Stored entries
-=-=-

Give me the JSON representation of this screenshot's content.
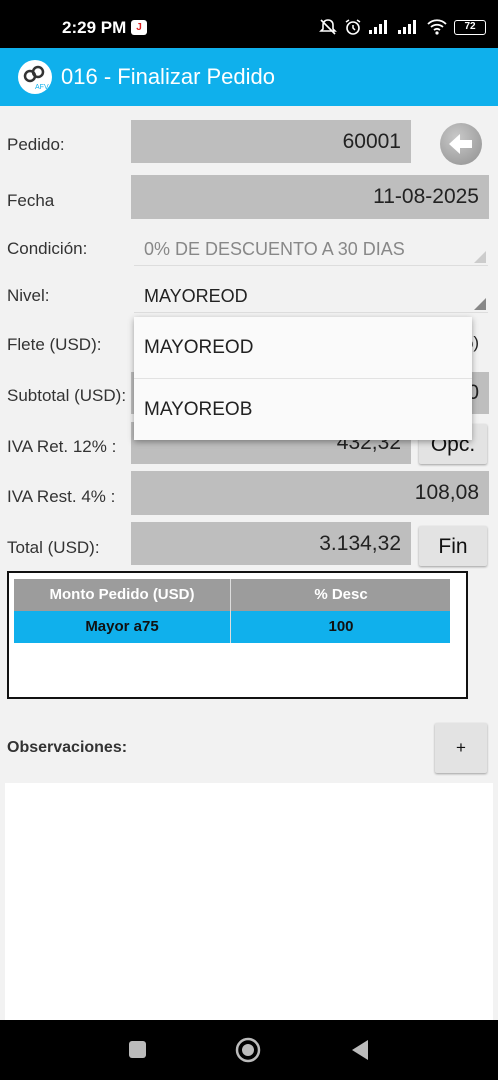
{
  "status_bar": {
    "time": "2:29 PM",
    "battery": "72",
    "app_badge": "J"
  },
  "app_bar": {
    "title": "016 - Finalizar Pedido",
    "logo_text": "AFV"
  },
  "form": {
    "pedido": {
      "label": "Pedido:",
      "value": "60001"
    },
    "fecha": {
      "label": "Fecha",
      "value": "11-08-2025"
    },
    "condicion": {
      "label": "Condición:",
      "value": "0% DE DESCUENTO A 30 DIAS"
    },
    "nivel": {
      "label": "Nivel:",
      "value": "MAYOREOD"
    },
    "flete": {
      "label": "Flete (USD):",
      "partial_right": "%)"
    },
    "subtotal": {
      "label": "Subtotal (USD):",
      "partial_right": "0"
    },
    "iva_ret": {
      "label": "IVA Ret. 12% :",
      "value": "432,32",
      "button": "Opc."
    },
    "iva_rest": {
      "label": "IVA Rest. 4% :",
      "value": "108,08"
    },
    "total": {
      "label": "Total (USD):",
      "value": "3.134,32",
      "button": "Fin"
    }
  },
  "dropdown": {
    "options": [
      "MAYOREOD",
      "MAYOREOB"
    ]
  },
  "discount_table": {
    "headers": [
      "Monto Pedido (USD)",
      "% Desc"
    ],
    "rows": [
      [
        "Mayor a75",
        "100"
      ]
    ]
  },
  "observaciones": {
    "label": "Observaciones:",
    "add_button": "+"
  },
  "colors": {
    "accent": "#0fb0ec",
    "field_bg": "#bebebe",
    "header_bg": "#9c9c9c"
  },
  "icons": [
    "wifi-icon",
    "signal-icon",
    "alarm-icon",
    "mute-icon",
    "back-arrow-icon",
    "nav-square-icon",
    "nav-home-icon",
    "nav-back-icon"
  ]
}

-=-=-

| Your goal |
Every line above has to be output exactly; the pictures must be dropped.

| Answer |
Give me the JSON representation of this screenshot's content.
{
  "status_bar": {
    "time": "2:29 PM",
    "battery": "72",
    "app_badge": "J"
  },
  "app_bar": {
    "title": "016 - Finalizar Pedido",
    "logo_text": "AFV"
  },
  "form": {
    "pedido": {
      "label": "Pedido:",
      "value": "60001"
    },
    "fecha": {
      "label": "Fecha",
      "value": "11-08-2025"
    },
    "condicion": {
      "label": "Condición:",
      "value": "0% DE DESCUENTO A 30 DIAS"
    },
    "nivel": {
      "label": "Nivel:",
      "value": "MAYOREOD"
    },
    "flete": {
      "label": "Flete (USD):",
      "partial_right": "%)"
    },
    "subtotal": {
      "label": "Subtotal (USD):",
      "partial_right": "0"
    },
    "iva_ret": {
      "label": "IVA Ret. 12% :",
      "value": "432,32",
      "button": "Opc."
    },
    "iva_rest": {
      "label": "IVA Rest. 4% :",
      "value": "108,08"
    },
    "total": {
      "label": "Total (USD):",
      "value": "3.134,32",
      "button": "Fin"
    }
  },
  "dropdown": {
    "options": [
      "MAYOREOD",
      "MAYOREOB"
    ]
  },
  "discount_table": {
    "headers": [
      "Monto Pedido (USD)",
      "% Desc"
    ],
    "rows": [
      [
        "Mayor a75",
        "100"
      ]
    ]
  },
  "observaciones": {
    "label": "Observaciones:",
    "add_button": "+"
  },
  "colors": {
    "accent": "#0fb0ec",
    "field_bg": "#bebebe",
    "header_bg": "#9c9c9c"
  },
  "icons": [
    "wifi-icon",
    "signal-icon",
    "alarm-icon",
    "mute-icon",
    "back-arrow-icon",
    "nav-square-icon",
    "nav-home-icon",
    "nav-back-icon"
  ]
}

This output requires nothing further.